“Nursing faculty and their graduate students rely on the expertise and clinical acumen of preceptors to guide and direct students as they learn new clinical roles. Correspondingly, healthcare agencies rely on advanced practice education programs to develop the next cadre of nurse practitioners and advanced clinicians,” study authors said.

About Duquesne University’s Online MSN in Nurse Education and Faculty Role

Duquesne University’s online master’s in nursing program prepares RNs for careers as faculty members in nursing programs and for roles as preceptors. The university’s online master’s in nursing program develops MSN-educated nurses who are ready to assist nursing students for the future of healthcare.

Duquesne University’s online master’s in nursing program also offers concentrations in Forensic Nursing or Transcultural Nursing. Nurses with MSN degrees are also eligible to enroll in the university’s online Nurse Education and Faculty Role Post-Master’s Certificate program. The programs prepare RNs for advanced practice nursing certification exams.

Additional Reading

Duquesne University, “Online Education and The Nursing Student: Teaching Nursing to Online Students”
Duquesne University, “Nursing Theories for Nurse Educators”

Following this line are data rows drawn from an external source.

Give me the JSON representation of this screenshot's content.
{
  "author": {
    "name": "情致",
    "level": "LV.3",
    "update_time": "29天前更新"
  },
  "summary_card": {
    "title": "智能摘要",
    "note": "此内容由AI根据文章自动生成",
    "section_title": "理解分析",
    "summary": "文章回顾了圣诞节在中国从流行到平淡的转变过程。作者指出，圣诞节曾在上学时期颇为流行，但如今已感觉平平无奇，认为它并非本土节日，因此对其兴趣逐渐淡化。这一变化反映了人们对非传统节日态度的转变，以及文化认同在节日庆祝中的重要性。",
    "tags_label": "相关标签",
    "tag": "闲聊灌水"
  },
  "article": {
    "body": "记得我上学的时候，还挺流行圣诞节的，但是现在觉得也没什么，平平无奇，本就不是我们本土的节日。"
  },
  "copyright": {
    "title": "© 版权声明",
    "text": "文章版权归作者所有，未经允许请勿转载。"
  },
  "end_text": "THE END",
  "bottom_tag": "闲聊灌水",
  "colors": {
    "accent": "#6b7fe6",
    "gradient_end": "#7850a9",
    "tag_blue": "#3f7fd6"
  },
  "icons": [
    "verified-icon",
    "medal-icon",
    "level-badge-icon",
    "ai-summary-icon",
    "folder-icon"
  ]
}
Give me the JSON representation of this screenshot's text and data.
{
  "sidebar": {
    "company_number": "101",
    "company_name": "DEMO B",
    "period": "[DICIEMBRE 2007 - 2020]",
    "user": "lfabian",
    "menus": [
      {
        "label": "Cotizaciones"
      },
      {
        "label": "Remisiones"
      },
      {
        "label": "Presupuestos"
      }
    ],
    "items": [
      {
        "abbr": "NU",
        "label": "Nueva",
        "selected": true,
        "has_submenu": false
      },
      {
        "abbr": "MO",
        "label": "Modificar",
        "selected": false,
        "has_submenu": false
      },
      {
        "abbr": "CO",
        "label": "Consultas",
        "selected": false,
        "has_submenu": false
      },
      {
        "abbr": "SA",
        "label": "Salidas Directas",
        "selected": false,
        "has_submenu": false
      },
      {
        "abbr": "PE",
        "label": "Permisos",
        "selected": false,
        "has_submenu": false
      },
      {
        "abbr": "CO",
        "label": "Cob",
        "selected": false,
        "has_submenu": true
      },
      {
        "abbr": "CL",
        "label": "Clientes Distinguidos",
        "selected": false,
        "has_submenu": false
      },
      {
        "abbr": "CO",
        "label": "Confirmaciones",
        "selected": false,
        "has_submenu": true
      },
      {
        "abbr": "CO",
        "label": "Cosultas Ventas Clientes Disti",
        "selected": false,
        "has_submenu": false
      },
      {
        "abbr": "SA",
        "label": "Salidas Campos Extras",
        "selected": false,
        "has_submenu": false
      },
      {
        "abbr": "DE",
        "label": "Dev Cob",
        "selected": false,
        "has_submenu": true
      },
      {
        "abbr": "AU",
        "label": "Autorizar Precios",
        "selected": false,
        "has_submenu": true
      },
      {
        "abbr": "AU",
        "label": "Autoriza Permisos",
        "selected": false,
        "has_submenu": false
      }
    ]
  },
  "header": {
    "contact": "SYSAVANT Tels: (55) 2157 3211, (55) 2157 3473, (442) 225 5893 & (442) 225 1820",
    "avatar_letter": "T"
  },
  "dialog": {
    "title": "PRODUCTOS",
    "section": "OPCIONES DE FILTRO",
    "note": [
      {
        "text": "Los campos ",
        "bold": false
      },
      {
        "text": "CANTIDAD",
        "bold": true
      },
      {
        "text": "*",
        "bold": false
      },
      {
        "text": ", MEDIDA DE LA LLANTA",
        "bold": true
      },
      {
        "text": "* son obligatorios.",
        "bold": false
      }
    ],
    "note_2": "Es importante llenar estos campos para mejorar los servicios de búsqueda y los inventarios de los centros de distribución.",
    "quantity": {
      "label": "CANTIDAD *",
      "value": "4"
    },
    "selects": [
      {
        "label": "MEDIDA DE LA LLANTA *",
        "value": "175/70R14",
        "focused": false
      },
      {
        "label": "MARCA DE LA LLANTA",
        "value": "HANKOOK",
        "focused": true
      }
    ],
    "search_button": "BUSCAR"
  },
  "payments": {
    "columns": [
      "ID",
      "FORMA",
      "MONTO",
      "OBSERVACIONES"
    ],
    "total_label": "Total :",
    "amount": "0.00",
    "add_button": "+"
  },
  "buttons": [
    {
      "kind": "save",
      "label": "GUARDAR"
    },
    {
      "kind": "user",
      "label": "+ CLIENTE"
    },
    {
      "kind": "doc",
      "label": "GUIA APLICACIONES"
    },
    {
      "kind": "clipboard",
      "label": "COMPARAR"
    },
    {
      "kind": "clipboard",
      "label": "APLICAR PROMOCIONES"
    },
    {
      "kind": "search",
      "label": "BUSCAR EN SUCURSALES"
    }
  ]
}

ALD, Patricia Benner, “Novice to Expert – A Concept Whose Time Has Come (Again)”
Mastering Precepting, “A Nurse’s Handbook for Success, Nurse Preceptor”
Indiana Center for Nursing, “Preceptor as Evaluator”
PMC, “Knowledge and skills needed to improve as preceptor: development of a continuous professional development course – a qualitative study”
OJIN, “Graduate Clinical Nurse Preceptors: Implications for Improved Intra-Professional Collaboration”